● EXERCISE INPUT
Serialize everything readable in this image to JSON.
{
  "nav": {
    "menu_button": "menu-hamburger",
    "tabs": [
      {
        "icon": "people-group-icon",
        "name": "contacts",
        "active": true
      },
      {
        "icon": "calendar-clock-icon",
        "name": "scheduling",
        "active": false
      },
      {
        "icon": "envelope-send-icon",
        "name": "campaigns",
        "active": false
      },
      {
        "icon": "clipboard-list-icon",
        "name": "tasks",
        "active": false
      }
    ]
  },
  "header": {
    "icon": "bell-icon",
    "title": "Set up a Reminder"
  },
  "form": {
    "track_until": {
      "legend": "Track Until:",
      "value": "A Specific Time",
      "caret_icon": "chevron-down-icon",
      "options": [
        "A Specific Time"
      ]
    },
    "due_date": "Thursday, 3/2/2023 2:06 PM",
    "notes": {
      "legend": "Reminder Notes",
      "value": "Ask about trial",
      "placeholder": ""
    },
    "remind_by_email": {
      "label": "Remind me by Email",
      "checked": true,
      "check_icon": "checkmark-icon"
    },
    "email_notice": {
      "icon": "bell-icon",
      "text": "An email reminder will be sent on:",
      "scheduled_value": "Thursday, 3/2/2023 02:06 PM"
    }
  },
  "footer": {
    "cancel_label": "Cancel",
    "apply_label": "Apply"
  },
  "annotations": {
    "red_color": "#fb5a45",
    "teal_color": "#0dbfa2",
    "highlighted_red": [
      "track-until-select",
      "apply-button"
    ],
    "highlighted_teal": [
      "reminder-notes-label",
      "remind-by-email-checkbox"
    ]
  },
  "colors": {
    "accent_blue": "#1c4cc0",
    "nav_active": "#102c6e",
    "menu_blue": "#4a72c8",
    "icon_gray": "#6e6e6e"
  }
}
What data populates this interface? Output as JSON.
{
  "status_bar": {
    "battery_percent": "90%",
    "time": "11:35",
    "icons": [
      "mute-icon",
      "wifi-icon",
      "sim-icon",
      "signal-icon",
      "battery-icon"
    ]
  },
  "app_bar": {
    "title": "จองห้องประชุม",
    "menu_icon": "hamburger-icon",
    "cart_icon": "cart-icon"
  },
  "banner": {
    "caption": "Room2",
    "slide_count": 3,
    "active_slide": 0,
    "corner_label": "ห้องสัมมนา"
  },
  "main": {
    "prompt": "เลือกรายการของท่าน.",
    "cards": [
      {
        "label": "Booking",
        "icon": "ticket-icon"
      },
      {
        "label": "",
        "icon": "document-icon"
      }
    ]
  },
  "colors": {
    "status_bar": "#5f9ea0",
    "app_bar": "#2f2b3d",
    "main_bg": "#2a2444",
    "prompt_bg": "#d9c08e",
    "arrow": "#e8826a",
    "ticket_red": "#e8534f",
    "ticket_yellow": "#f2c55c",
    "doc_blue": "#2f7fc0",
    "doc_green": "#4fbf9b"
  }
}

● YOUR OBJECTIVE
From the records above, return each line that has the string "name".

● COMPLETED TASK
        "name": "contacts",
        "name": "scheduling",
        "name": "campaigns",
        "name": "tasks",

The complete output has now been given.